SUPPLIED ENTRIES »
┏━━

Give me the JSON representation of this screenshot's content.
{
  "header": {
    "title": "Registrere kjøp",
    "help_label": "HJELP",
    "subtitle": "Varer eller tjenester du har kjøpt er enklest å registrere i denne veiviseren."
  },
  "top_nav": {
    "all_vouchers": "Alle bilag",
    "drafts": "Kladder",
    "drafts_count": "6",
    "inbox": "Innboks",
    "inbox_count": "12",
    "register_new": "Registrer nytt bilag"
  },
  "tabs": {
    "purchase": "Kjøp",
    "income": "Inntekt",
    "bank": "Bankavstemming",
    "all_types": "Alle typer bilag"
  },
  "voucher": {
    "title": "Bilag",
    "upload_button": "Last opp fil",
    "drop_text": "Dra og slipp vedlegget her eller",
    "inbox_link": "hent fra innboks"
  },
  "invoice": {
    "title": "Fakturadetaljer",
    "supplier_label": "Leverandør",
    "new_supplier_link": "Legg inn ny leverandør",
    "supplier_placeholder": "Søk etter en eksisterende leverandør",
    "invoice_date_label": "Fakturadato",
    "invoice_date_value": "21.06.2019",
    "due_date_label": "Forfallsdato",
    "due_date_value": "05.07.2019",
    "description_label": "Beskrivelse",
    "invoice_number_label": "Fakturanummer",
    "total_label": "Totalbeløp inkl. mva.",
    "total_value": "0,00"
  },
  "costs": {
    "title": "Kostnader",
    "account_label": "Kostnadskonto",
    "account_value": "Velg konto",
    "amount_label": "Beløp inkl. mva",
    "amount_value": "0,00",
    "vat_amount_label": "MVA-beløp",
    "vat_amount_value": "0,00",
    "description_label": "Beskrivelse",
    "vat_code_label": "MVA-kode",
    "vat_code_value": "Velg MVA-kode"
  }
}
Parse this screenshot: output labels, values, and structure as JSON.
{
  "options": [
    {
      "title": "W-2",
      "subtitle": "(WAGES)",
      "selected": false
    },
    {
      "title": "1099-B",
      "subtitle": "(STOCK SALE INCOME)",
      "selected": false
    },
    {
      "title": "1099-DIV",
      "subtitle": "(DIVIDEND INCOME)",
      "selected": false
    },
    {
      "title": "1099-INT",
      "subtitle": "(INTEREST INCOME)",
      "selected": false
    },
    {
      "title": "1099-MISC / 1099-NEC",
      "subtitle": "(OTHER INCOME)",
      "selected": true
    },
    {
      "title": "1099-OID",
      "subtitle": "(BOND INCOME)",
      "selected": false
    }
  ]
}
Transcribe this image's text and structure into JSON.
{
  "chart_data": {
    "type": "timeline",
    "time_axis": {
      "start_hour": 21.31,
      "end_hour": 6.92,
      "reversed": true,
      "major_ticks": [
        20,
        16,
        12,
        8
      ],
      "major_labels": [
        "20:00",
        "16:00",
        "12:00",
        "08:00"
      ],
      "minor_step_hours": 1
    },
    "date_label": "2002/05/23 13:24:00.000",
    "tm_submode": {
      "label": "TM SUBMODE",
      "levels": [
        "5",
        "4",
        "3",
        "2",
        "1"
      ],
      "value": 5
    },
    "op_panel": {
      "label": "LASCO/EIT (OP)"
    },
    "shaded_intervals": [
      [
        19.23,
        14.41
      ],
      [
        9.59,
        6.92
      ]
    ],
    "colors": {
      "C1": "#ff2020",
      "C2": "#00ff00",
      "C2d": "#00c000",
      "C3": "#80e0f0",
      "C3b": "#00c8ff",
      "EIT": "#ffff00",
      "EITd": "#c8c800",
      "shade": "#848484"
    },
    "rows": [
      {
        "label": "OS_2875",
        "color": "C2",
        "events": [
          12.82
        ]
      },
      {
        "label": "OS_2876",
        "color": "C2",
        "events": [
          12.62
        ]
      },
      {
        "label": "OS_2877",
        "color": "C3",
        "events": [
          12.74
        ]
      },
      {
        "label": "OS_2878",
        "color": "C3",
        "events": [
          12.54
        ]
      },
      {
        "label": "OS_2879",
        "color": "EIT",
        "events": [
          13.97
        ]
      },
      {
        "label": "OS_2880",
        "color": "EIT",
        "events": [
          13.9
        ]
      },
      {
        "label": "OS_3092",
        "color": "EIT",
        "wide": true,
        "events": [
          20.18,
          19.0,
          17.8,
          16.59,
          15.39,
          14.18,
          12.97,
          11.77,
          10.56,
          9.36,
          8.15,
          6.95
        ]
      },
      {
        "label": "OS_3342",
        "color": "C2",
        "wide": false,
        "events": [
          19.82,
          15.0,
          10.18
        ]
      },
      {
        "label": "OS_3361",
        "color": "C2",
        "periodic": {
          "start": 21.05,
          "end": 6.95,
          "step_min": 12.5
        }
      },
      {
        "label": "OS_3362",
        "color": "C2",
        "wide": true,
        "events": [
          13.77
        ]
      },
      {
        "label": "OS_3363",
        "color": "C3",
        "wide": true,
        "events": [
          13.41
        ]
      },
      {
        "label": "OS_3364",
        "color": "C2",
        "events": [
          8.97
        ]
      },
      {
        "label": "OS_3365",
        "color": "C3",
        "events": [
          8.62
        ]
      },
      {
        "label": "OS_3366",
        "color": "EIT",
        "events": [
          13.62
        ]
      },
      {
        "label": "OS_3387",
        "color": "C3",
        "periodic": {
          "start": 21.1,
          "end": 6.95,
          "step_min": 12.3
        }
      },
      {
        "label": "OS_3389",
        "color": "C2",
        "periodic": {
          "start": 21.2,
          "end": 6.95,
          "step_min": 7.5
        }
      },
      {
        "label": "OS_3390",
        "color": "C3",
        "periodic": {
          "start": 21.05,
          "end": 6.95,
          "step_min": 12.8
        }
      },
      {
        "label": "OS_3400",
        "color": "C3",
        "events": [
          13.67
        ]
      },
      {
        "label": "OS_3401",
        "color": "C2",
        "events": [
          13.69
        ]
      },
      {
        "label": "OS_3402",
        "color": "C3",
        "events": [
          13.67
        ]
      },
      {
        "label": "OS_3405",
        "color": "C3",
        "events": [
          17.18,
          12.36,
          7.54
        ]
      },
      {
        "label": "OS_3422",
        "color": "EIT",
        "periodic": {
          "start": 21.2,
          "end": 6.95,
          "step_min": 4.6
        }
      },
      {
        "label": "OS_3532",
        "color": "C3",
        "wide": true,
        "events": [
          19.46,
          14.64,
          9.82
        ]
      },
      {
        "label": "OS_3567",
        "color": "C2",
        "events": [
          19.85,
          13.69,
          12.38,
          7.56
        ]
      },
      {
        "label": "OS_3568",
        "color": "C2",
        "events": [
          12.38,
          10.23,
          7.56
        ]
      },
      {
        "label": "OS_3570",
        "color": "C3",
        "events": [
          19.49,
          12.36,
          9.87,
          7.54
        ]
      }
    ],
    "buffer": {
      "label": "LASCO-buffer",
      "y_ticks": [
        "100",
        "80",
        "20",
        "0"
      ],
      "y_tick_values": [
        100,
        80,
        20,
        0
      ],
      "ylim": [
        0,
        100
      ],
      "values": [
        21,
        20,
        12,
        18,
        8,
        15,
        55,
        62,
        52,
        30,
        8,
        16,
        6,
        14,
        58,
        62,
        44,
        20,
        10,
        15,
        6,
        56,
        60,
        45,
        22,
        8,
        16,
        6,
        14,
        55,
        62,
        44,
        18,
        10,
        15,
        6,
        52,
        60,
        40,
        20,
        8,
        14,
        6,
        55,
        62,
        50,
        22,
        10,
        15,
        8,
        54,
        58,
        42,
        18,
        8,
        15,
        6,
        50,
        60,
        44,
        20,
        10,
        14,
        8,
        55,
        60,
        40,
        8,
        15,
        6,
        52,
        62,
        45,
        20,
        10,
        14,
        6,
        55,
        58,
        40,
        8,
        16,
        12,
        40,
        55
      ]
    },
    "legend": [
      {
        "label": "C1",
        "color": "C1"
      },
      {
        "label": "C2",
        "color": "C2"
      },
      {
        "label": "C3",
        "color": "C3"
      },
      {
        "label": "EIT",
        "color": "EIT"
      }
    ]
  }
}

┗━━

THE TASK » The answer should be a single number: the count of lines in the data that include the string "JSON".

OUTPUT OF THE EXERCISE » 3